Our aim is to stimulate creation of the innovative new models of consumer behaviour which are required to succeed in emerging markets. To do this we will identify (in collaboration with companies) novel behavioural groups in emerging economies, via construction of a decision support and market segmentation platform that combines mass personal and transactional data, collaborative aggregation and crowd-sourced community verification. To achieve this requires a unique network of research skills and expertise – insight from UK industry, expertise from market intelligence providers and, vitally, a network of companies trading in those regions willing to collaborate via their behavioural datasets. The team that makes up this proposal are in a unique position to achieve this.
This is possible due to integration of:
The objective of this project is to address some of the systematic failures that UK Industry has suffered in its attempt to enter and share in the vast potential of emerging markets. Especially in the retail sector, it is not been possible to simply transplant domestic business models into developing economies (based as they are on widely divergent cultural, infrastructural and behavioural norms) (Eyring 2011). To flourish in the vast middle-market within emerging economies, companies must generate new strategic models, that centre on identifying, understanding and acting on the differing behavioural groups of their new customer base.
However, actually doing this is not easy – the “geo-demographic classifications” firms traditionally use are very hard to come by in emerging markets, and the ability to perform situated studies in the field in order to understand the rich nature of local context is not always viable. We will move towards filling this gap through a combination of academic expertise; market intelligence expertise; and the combined experience of an extensive network of UK and international companies.
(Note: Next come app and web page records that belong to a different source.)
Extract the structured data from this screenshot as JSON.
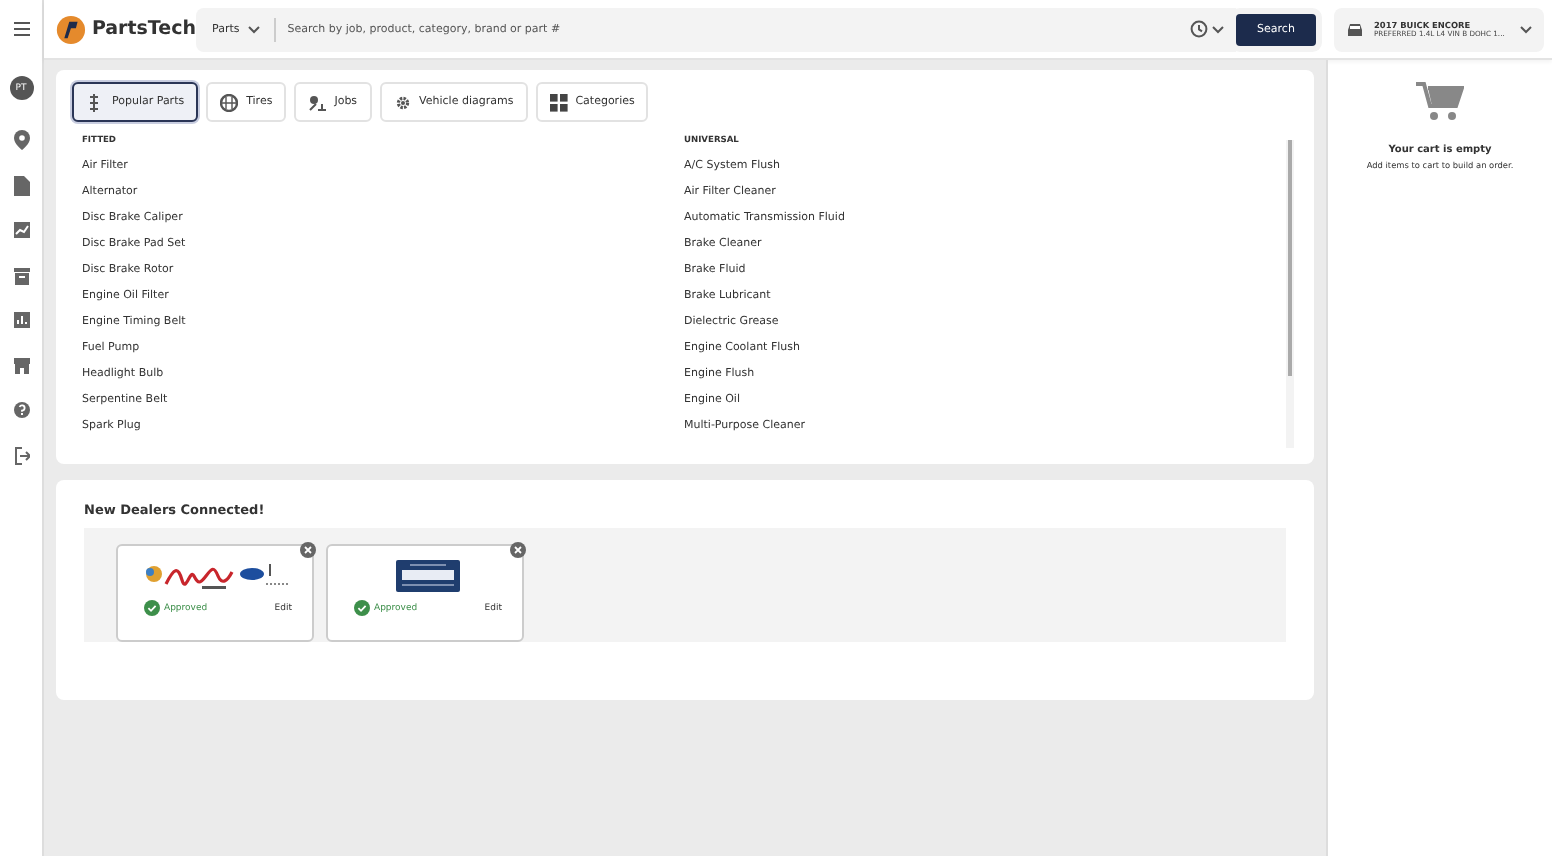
{
  "sidebar": {
    "avatar": "PT"
  },
  "header": {
    "brand": "PartsTech",
    "scope": "Parts",
    "search_placeholder": "Search by job, product, category, brand or part #",
    "search_button": "Search",
    "vehicle": {
      "title": "2017 BUICK ENCORE",
      "subtitle": "PREFERRED 1.4L L4 VIN B DOHC 1..."
    }
  },
  "tabs": [
    {
      "label": "Popular Parts",
      "selected": true
    },
    {
      "label": "Tires",
      "selected": false
    },
    {
      "label": "Jobs",
      "selected": false
    },
    {
      "label": "Vehicle diagrams",
      "selected": false
    },
    {
      "label": "Categories",
      "selected": false
    }
  ],
  "columns": [
    {
      "heading": "FITTED",
      "items": [
        "Air Filter",
        "Alternator",
        "Disc Brake Caliper",
        "Disc Brake Pad Set",
        "Disc Brake Rotor",
        "Engine Oil Filter",
        "Engine Timing Belt",
        "Fuel Pump",
        "Headlight Bulb",
        "Serpentine Belt",
        "Spark Plug"
      ]
    },
    {
      "heading": "UNIVERSAL",
      "items": [
        "A/C System Flush",
        "Air Filter Cleaner",
        "Automatic Transmission Fluid",
        "Brake Cleaner",
        "Brake Fluid",
        "Brake Lubricant",
        "Dielectric Grease",
        "Engine Coolant Flush",
        "Engine Flush",
        "Engine Oil",
        "Multi-Purpose Cleaner"
      ]
    }
  ],
  "dealers": {
    "title": "New Dealers Connected!",
    "cards": [
      {
        "status": "Approved",
        "action": "Edit"
      },
      {
        "status": "Approved",
        "action": "Edit"
      }
    ]
  },
  "cart": {
    "title": "Your cart is empty",
    "message": "Add items to cart to build an order."
  }
}
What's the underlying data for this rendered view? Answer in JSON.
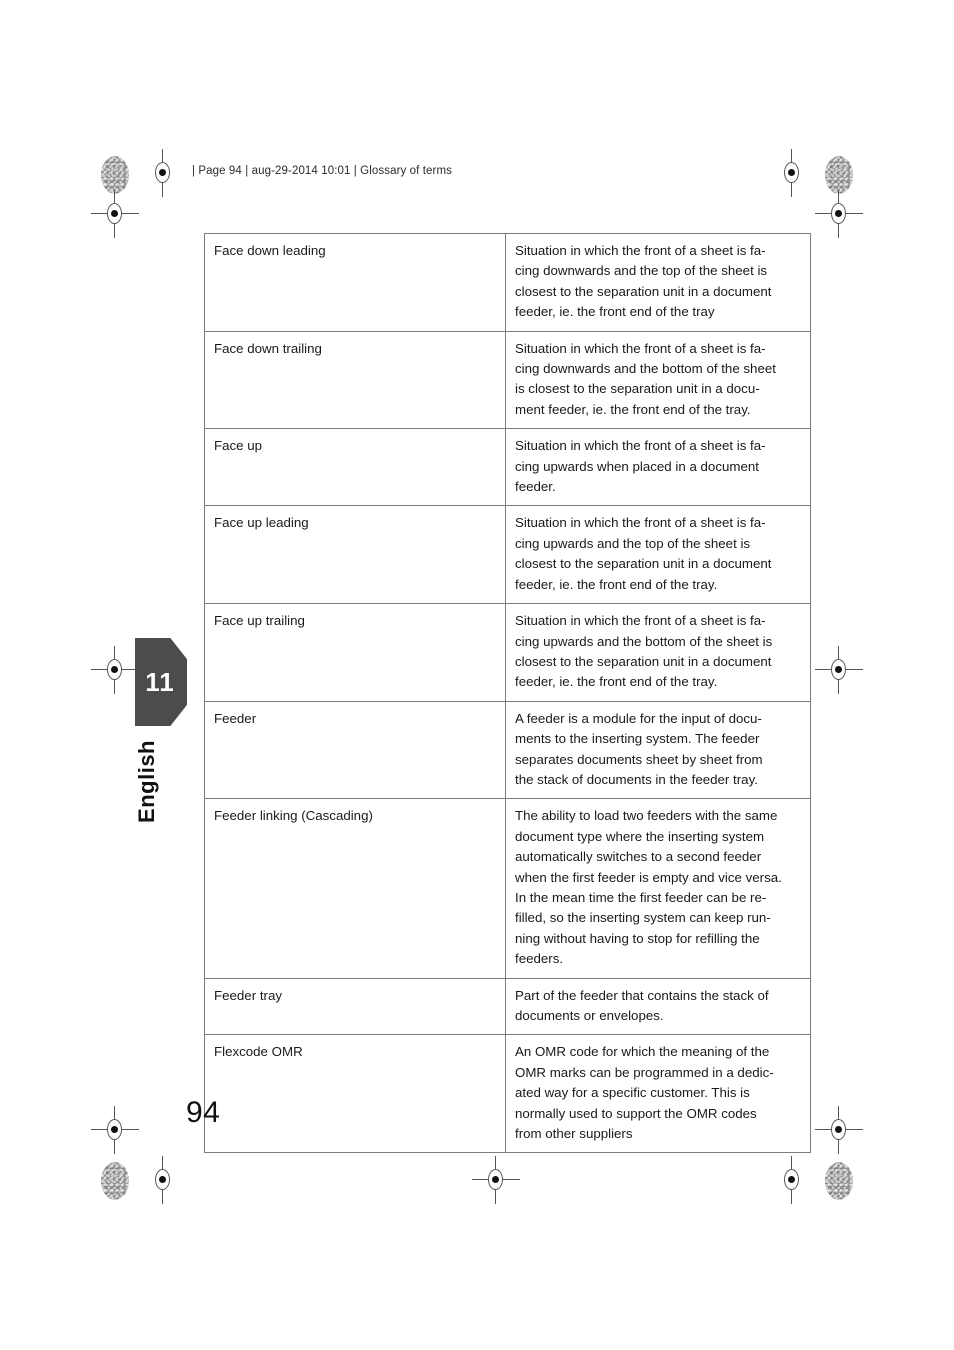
{
  "document": {
    "running_header": "|  Page 94 | aug-29-2014 10:01 | Glossary of terms",
    "page_number": "94",
    "chapter_number": "11",
    "language_tab": "English",
    "accent_color": "#4c4c4e",
    "rule_color": "#7c7c7c"
  },
  "glossary": {
    "rows": [
      {
        "term": "Face down leading",
        "definition_lines": [
          "Situation in which the front of a sheet is fa-",
          "cing downwards and the top of the sheet is",
          "closest to the separation unit in a document",
          "feeder, ie. the front end of the tray"
        ]
      },
      {
        "term": "Face down trailing",
        "definition_lines": [
          "Situation in which the front of a sheet is fa-",
          "cing downwards and the bottom of the sheet",
          "is closest to the separation unit in a docu-",
          "ment feeder, ie. the front end of the tray."
        ]
      },
      {
        "term": "Face up",
        "definition_lines": [
          "Situation in which the front of a sheet is fa-",
          "cing upwards when placed in a document",
          "feeder."
        ]
      },
      {
        "term": "Face up leading",
        "definition_lines": [
          "Situation in which the front of a sheet is fa-",
          "cing upwards and the top of the sheet is",
          "closest to the separation unit in a document",
          "feeder, ie. the front end of the tray."
        ]
      },
      {
        "term": "Face up trailing",
        "definition_lines": [
          "Situation in which the front of a sheet is fa-",
          "cing upwards and the bottom of the sheet is",
          "closest to the separation unit in a document",
          "feeder, ie. the front end of the tray."
        ]
      },
      {
        "term": "Feeder",
        "definition_lines": [
          "A feeder is a module for the input of docu-",
          "ments to the inserting system. The feeder",
          "separates documents sheet by sheet from",
          "the stack of documents in the feeder tray."
        ]
      },
      {
        "term": "Feeder linking (Cascading)",
        "definition_lines": [
          "The ability to load two feeders with the same",
          "document type where the inserting system",
          "automatically switches to a second feeder",
          "when the first feeder is empty and vice versa.",
          "In the mean time the first feeder can be re-",
          "filled, so the inserting system can keep run-",
          "ning without having to stop for refilling the",
          "feeders."
        ]
      },
      {
        "term": "Feeder tray",
        "definition_lines": [
          "Part of the feeder that contains the stack of",
          "documents or envelopes."
        ]
      },
      {
        "term": "Flexcode OMR",
        "definition_lines": [
          "An OMR code for which the meaning of the",
          "OMR marks can be programmed in a dedic-",
          "ated way for a specific customer. This is",
          "normally used to support the OMR codes",
          "from other suppliers"
        ]
      }
    ]
  },
  "print_marks": {
    "registration_target_label": "registration-target",
    "density_patch_label": "density-patch"
  }
}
In collaboration with partners in developing nations we will produce a platform that can provide information about these latent behavioural groups, based not on broad demographics, but on the untapped behavioural data streams that proliferate emerging economies.
Read the Neodemographics blog for more information.